Under that logic, it seems most states are trying to hide something. After all, only three states—Colorado, Missouri, and Tennessee—explicitly praised the work of the commission while 19 openly criticized the request for data.

The letter Kobach sent to states last week requested names, addresses, dates of birth, political affiliation, last four digits of social security numbers, and a list of elections they voted in since 2006, among other data. Although the commission made clear it was only seeking information that is already public under state laws it seems it didn’t have much of an idea about voter privacy laws. All the states that responded to the request, for example, made clear they couldn’t provide Social Security numbers. Many are also none too happy that the commission is asking them to submit the information through an online portal rather than by filing a voter information request as is the standard procedure for anyone requesting that kind of public information.

Several large newspapers published editorials harshly criticizing the commission in their Fourth of July editions. “As the nation marks 241 years of independence, the most pressing voting issue should be getting those tens of millions of nonparticipating Americans registered and to the polls, so that their voices can be heard,” the New York Times' editorial board wrote. “If the paranoid voter-fraud crusaders devoted a fraction of their inquisitorial energy to solving that vexing problem, now that would be something to celebrate.”

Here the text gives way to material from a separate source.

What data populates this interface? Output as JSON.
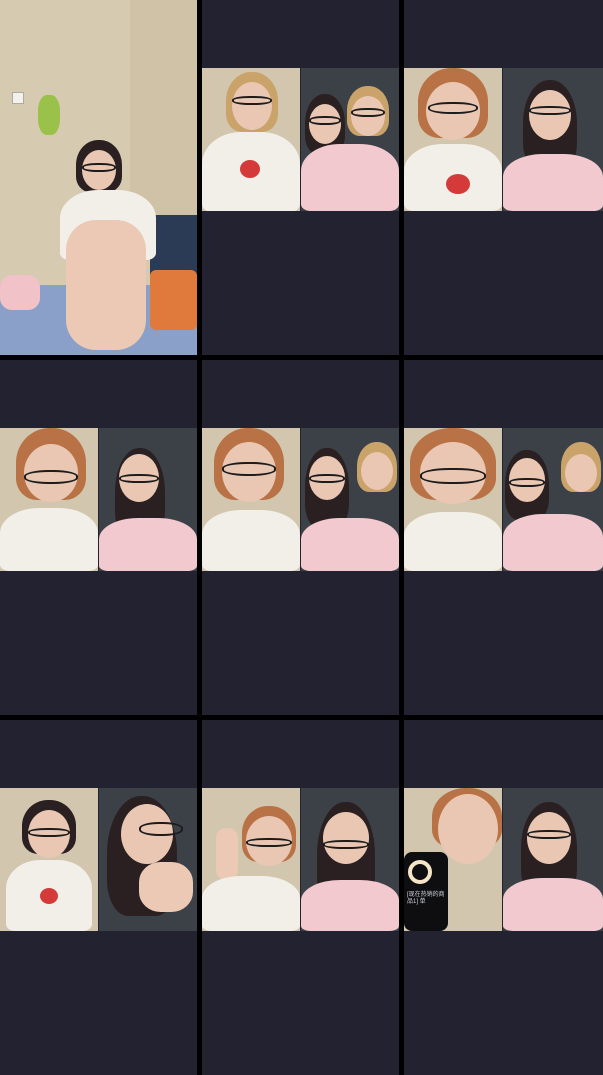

Daniel Politi has been contributing to Slate since 2004 and wrote the Today’s Papers column from 2006 to 2009. Follow him on Twitter.